A male and female dancer enacted an episode of longing and halting romance during the ballad “Lisbon,” which was written by Gillespie and arranged by Slide Hampton. Elegant lifts commingled with turns and statuesque poses before the scene ended with the two dancers on the verge of a kiss, their impassioned fling evaporating with the fog that lifted from the stage floor.

The entire ensemble joined in for the first movement’s final number, “Mantenca,” which featured audio from Gillespie’s 1957 energized live version at the Newport Jazz Festival. Forms and structures from salsa and mambo dancing served as choreographic touchstones, as the company, through graceful leaps and lifts, brought striking, sensuous athleticism to the stage. As the music came to a close, a portrait of Gillespie descended from the rafters, the trumpeter’s right-angled horn shown cradled in his arms.

Robert Battle's Mass
Robert Battle’s Mass (Photo: Paul Kolnik)

After a brief intermission, a group of dancers returned in floor-length church robes for the company premiere of Mass, the latest work by computer-music innovator Mackey. (The composer, who was born in 1975, became an accomplished composer of music for ballet, but never formally studied an instrument.) Performed by a percussion ensemble consisting of marimba and drum set, the music was trance-like in its repetition, but over time developed strains of menacing darkness and foreboding. Dancers careened about the stage on their toes, creating the illusion of hovering, and the ensuing choreography was an amalgam of glitchy hand gestures, ecstatic full-body bends and spontaneous prostrations, an intense and writhing combination that captured the rapture of a religious experience.

Musical conduits between the church and jazz were established with the following piece, Ella, which was essentially a dance interpretation of Fitzgerald’s 1957 live recording of “Air Mail Special,” as it appears on her Live In Paris album. Two male dancers, suited up in faux tuxedos, tapped and pantomimed to the uptempo swing piece, in which Fitzgerald made a pastiche of lyrics from “The Christmas Song” “And The Angels Sing” and “The Davy Crockett Theme Song.” With unflagging energy, exactitude and wit, they held forth in a dialog made of agile leaps and nimble soft-shoe that brought to life the boundless enthusiasm of the First Lady of Song.

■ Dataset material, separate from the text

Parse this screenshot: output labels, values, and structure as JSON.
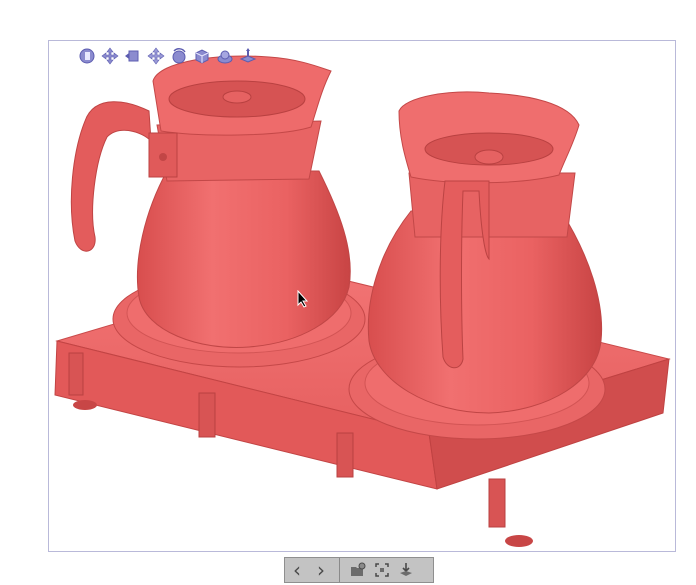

Photo of Alvin Ailey's Revelations
Alvin Ailey’s Revelations (Photo: Gert Krautbauer)

The evening closed with the performance of Revelations, Ailey’s most recognizable number, first performed in 1960, which found the ensemble re-examining traditional hymns such as “Wade In The Water,” “Fix Me, Jesus” “Sinner Man” and “Rocka My Soul In The Bosom Of Abraham” in the contexts of personal freedom and jubilation, as well as collective pain and suffering. Soloist Clifton Brown was radiant during his interpretation of “I Wanna Be Ready,” emanating graceful muscularity as he depicted, while prostrate onstage, the agonized forms of a spiritual man on the verge of death. His body served as an arresting visual, keying in on program’s vital themes of deliverance and hope. But as a physical symbol, it had company. One other prominent pose—of the dancers bent forward, their heads lowered, arms bowed like the wings of a bird—was a powerful motif, and imparted the feeling of ascendance toward some greater good.  DB


On Sale Now
August 2017
Wadada Leo Smith
Look Inside
Subscribe
Print | Digital | iPad